New Resource Center Aims to Improve Indian Health

Updated: 06/18/2014 5:17 PM
Created: 06/18/2014 5:16 PM
By: DAVE KOLPACK, Associated Press

FARGO, N.D. (AP) - A resource center meant to improve American Indian public health programs is targeting Midwest tribes that have disease and death rates much greater than the general population, officials said Wednesday in announcing the project.

The American Indian Public Health Resource Center will assist tribes with health promotion and policy, disease prevention, technical work, and grant writing, among other things. Its director, Dr. Donald Warne, said the Indian population in the Northern Plains has some of the worst health disparities in the country.

In North Dakota, the average age at death is nearly 76 for the general population and nearly 55 for American Indians.

"Most of these health disparities are preventable, so the role of public health is essential," Warne said. "This is really an opportunity to raise the bar much higher."

Warne, a native of Kyle, South Dakota, and an enrolled member of the Oglala Lakota Tribe, received his bachelor's degree from Arizona State University and medical degree from Stanford. He came to Fargo to start a master of public health program at NDSU, which features the only American Indian specialization in the country.

Warne said the program will allow officials at each tribe to tailor their health programming for their specific needs.

"Won't that be wonderful: tribes setting the agenda for their own research," Warne said.

The center is being funded by a three-year grant of more than $1.4 million from the Leona M. and Harry B. Helmsley Charitable Trust and $720,000 for the North Dakota Higher Education Challenge Fund.

The center expects to employ up to 10 people, including an operational manager, project managers, support staff and graduate assistants. NDSU President Dean Bresciani said he's confident funding will be available beyond the grant period.

"It's going to be a model, frankly, that quickly extends beyond the state of North Dakota's border," Bresciani said. "I'm very optimistic about the sustainability of this and I think it's of obvious importance to our state."

Shelley Stingley, program director of the rural health care program for the Helmsley trust, said the goal is to have Native Americans take their training back to reservations. Warne said the "messenger matters in Indian country" and it's important to have home-grown talent.

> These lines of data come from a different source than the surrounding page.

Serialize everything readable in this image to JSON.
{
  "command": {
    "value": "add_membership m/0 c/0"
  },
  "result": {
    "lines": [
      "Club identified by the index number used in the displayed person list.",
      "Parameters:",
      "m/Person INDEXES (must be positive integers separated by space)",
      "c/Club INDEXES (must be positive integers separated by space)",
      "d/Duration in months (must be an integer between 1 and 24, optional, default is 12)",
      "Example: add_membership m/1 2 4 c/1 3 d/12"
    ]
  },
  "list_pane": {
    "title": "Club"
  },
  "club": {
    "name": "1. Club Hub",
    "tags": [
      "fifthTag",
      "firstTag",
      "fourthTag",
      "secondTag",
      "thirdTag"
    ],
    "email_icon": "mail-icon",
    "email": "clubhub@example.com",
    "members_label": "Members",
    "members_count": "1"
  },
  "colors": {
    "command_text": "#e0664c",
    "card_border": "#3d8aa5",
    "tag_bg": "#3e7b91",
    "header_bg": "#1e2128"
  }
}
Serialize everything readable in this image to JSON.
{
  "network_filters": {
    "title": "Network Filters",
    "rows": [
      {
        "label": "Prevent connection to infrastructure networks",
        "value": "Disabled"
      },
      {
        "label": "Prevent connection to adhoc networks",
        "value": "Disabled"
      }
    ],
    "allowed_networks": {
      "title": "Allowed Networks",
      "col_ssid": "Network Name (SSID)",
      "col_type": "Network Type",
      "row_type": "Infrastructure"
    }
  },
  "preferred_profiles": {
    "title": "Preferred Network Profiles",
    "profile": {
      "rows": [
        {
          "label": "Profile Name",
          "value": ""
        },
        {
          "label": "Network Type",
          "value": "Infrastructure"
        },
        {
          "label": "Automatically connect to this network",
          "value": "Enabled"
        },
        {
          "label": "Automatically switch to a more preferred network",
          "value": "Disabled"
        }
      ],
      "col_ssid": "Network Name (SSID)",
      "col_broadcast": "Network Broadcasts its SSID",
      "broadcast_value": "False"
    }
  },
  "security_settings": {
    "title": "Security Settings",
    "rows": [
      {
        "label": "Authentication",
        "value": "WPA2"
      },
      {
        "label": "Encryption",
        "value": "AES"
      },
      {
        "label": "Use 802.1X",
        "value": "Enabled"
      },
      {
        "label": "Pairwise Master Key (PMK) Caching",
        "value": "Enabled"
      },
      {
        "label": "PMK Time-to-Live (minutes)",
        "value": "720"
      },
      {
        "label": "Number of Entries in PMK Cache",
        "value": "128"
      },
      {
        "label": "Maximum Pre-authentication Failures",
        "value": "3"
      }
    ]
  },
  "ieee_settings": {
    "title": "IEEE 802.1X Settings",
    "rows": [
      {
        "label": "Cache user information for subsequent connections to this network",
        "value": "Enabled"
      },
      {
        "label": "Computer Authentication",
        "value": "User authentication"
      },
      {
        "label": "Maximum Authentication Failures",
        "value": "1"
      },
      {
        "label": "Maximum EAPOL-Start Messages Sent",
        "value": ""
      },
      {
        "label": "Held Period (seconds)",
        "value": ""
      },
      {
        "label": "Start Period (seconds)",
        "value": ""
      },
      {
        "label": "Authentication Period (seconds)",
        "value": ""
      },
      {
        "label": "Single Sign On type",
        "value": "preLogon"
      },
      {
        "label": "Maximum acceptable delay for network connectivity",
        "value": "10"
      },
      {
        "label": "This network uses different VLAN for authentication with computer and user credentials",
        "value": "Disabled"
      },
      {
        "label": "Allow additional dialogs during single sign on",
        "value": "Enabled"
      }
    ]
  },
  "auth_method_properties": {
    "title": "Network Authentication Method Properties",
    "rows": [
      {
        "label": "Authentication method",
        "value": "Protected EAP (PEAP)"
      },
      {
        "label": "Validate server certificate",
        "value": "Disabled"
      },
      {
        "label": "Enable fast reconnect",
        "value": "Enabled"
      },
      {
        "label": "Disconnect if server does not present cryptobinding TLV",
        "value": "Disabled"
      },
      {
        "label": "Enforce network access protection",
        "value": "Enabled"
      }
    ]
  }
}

"It's fun to be here and know that we are going to do something for our Native American populations, not only in North Dakota, but South Dakota, Nebraska, Minnesota, Iowa, Wyoming, Montana," Stingley said. "These are where our large tribes are. These are the people who need the help."

(Copyright 2014 The Associated Press. All rights reserved. This material may not be published, broadcast, rewritten or redistributed.)

Front Page

  • Justin's 2014-2015 Winter Prediction

    Winter is right around the corner and the question on everybody's mind is will we have a winter like last year.  With record stretches of cold and record snowfall last year is one we one like to forget. Chief meteorologist Justin Liles lets us know what we can expect this year

  • Woman in Douglas Co. Shootout was found Unresponsive in House Fire Day Before

    A 22-year-old Lake Nebagamon woman was hospitalized on Wednesday evening after an armed standoff with the Douglas County Sheriff's Office. On Tuesday, authorities say that same woman was found by her neighbors unresponsive and not breathing after they saw flames coming from a downtown Lake Nebagamon home. 

  • Funding for Military Funeral Personnel Restored

    On Thursday, Rep. Rick Nolan received a letter from the Secretary of the Army that funding for the playing of "Taps," a rifle salute, and delivering a folded American flag will be restored.

  • Preparing for Ebola: Health System Working Together

    People who work in the Northland's health system are communicating on a regular basis, to prepare for Ebola, even though it's unlikely to appear here.

  • St. Luke's Honored by American Heart Association

    St. Luke's received three honors from the American Heart Association on Thursday, for their approach and teamwork when taking care of heart and stroke patients.


Lake Effect Snow Advisory

Expires: 10/31/2014 11:00 AM

Lake Effect Snow Advisory

Expires: 10/31/2014 11:00 AM

Lakeshore Flood Advisory

MI AREAS AFFECTED: Alger; Baraga; Gogebic; Houghton; Keweenaw; Marquette; Ontonagon
Expires: 10/31/2014 2:00 PM

Lake Effect Snow Advisory

MI AREAS AFFECTED: Gogebic; Houghton; Keweenaw; Ontonagon; Southern Houghton
Expires: 10/31/2014 12:00 PM